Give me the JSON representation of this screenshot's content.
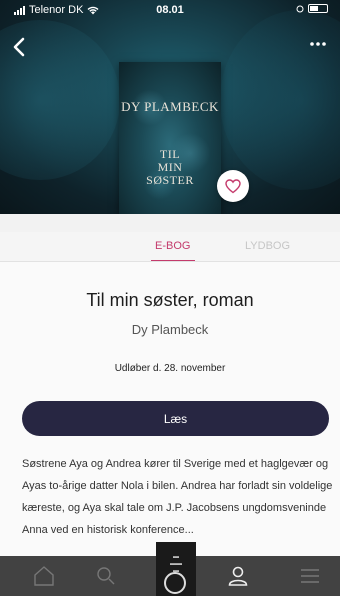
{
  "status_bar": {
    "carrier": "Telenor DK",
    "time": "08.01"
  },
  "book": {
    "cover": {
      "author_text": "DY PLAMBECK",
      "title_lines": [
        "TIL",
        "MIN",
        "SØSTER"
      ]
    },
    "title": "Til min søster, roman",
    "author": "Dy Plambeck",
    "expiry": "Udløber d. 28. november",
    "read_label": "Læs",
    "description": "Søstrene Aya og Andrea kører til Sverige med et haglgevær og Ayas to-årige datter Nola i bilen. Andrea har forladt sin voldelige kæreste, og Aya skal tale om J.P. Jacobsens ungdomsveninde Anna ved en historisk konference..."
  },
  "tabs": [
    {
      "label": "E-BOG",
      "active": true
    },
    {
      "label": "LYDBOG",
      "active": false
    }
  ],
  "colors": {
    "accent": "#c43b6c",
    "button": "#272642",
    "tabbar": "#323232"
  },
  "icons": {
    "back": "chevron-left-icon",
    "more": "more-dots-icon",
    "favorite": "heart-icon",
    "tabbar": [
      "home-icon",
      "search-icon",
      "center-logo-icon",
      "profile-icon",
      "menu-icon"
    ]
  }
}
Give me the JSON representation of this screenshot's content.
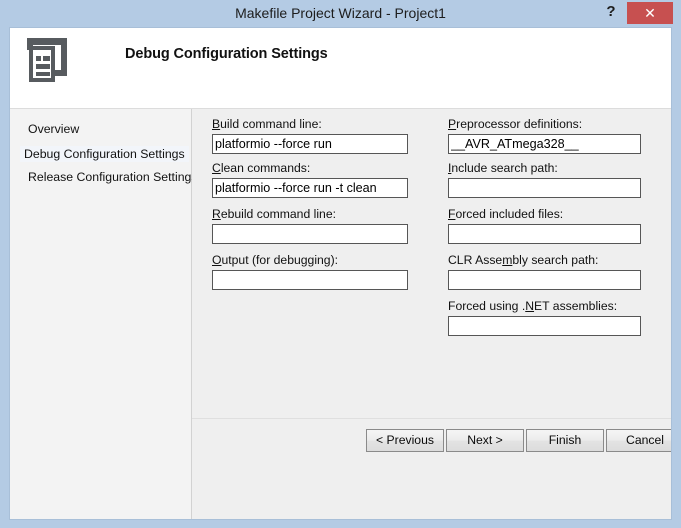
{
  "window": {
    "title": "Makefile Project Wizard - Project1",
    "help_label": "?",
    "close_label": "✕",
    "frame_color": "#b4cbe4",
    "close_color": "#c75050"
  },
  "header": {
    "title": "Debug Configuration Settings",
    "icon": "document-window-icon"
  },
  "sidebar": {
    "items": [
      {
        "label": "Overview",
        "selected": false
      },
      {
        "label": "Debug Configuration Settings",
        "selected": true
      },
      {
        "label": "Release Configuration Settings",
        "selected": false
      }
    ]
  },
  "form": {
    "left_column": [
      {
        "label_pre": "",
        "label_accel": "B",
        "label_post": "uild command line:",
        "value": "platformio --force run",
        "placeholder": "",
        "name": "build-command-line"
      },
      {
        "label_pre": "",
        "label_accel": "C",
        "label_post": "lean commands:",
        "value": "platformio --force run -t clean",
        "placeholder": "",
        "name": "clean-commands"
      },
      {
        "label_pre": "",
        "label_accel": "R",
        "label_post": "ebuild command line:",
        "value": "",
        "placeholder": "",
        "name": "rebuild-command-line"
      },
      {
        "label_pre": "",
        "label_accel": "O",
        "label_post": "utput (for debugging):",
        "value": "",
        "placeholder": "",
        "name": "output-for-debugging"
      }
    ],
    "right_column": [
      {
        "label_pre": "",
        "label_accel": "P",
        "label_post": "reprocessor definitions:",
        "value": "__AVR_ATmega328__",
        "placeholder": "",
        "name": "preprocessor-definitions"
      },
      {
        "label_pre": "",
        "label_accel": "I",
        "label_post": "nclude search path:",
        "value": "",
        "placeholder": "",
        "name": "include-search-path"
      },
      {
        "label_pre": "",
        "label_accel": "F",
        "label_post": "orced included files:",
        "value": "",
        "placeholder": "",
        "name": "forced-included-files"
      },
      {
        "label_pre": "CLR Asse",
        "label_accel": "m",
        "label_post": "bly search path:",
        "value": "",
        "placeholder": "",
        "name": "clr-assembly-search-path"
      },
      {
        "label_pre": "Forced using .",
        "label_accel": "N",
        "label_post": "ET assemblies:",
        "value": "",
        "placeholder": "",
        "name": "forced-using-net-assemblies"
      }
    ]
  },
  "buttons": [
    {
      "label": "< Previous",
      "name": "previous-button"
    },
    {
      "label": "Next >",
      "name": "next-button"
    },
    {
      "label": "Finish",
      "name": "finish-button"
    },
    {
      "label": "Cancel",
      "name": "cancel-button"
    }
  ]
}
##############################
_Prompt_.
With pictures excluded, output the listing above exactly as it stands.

_Output for this exercise_.
Give me the JSON representation of this screenshot's content.
{
  "status_bar": {
    "carrier": "Telenor DK",
    "time": "08.01"
  },
  "book": {
    "cover": {
      "author_text": "DY PLAMBECK",
      "title_lines": [
        "TIL",
        "MIN",
        "SØSTER"
      ]
    },
    "title": "Til min søster, roman",
    "author": "Dy Plambeck",
    "expiry": "Udløber d. 28. november",
    "read_label": "Læs",
    "description": "Søstrene Aya og Andrea kører til Sverige med et haglgevær og Ayas to-årige datter Nola i bilen. Andrea har forladt sin voldelige kæreste, og Aya skal tale om J.P. Jacobsens ungdomsveninde Anna ved en historisk konference..."
  },
  "tabs": [
    {
      "label": "E-BOG",
      "active": true
    },
    {
      "label": "LYDBOG",
      "active": false
    }
  ],
  "colors": {
    "accent": "#c43b6c",
    "button": "#272642",
    "tabbar": "#323232"
  },
  "icons": {
    "back": "chevron-left-icon",
    "more": "more-dots-icon",
    "favorite": "heart-icon",
    "tabbar": [
      "home-icon",
      "search-icon",
      "center-logo-icon",
      "profile-icon",
      "menu-icon"
    ]
  }
}
Give me the JSON representation of this screenshot's content.
{
  "window": {
    "title": "Makefile Project Wizard - Project1",
    "help_label": "?",
    "close_label": "✕",
    "frame_color": "#b4cbe4",
    "close_color": "#c75050"
  },
  "header": {
    "title": "Debug Configuration Settings",
    "icon": "document-window-icon"
  },
  "sidebar": {
    "items": [
      {
        "label": "Overview",
        "selected": false
      },
      {
        "label": "Debug Configuration Settings",
        "selected": true
      },
      {
        "label": "Release Configuration Settings",
        "selected": false
      }
    ]
  },
  "form": {
    "left_column": [
      {
        "label_pre": "",
        "label_accel": "B",
        "label_post": "uild command line:",
        "value": "platformio --force run",
        "placeholder": "",
        "name": "build-command-line"
      },
      {
        "label_pre": "",
        "label_accel": "C",
        "label_post": "lean commands:",
        "value": "platformio --force run -t clean",
        "placeholder": "",
        "name": "clean-commands"
      },
      {
        "label_pre": "",
        "label_accel": "R",
        "label_post": "ebuild command line:",
        "value": "",
        "placeholder": "",
        "name": "rebuild-command-line"
      },
      {
        "label_pre": "",
        "label_accel": "O",
        "label_post": "utput (for debugging):",
        "value": "",
        "placeholder": "",
        "name": "output-for-debugging"
      }
    ],
    "right_column": [
      {
        "label_pre": "",
        "label_accel": "P",
        "label_post": "reprocessor definitions:",
        "value": "__AVR_ATmega328__",
        "placeholder": "",
        "name": "preprocessor-definitions"
      },
      {
        "label_pre": "",
        "label_accel": "I",
        "label_post": "nclude search path:",
        "value": "",
        "placeholder": "",
        "name": "include-search-path"
      },
      {
        "label_pre": "",
        "label_accel": "F",
        "label_post": "orced included files:",
        "value": "",
        "placeholder": "",
        "name": "forced-included-files"
      },
      {
        "label_pre": "CLR Asse",
        "label_accel": "m",
        "label_post": "bly search path:",
        "value": "",
        "placeholder": "",
        "name": "clr-assembly-search-path"
      },
      {
        "label_pre": "Forced using .",
        "label_accel": "N",
        "label_post": "ET assemblies:",
        "value": "",
        "placeholder": "",
        "name": "forced-using-net-assemblies"
      }
    ]
  },
  "buttons": [
    {
      "label": "< Previous",
      "name": "previous-button"
    },
    {
      "label": "Next >",
      "name": "next-button"
    },
    {
      "label": "Finish",
      "name": "finish-button"
    },
    {
      "label": "Cancel",
      "name": "cancel-button"
    }
  ]
}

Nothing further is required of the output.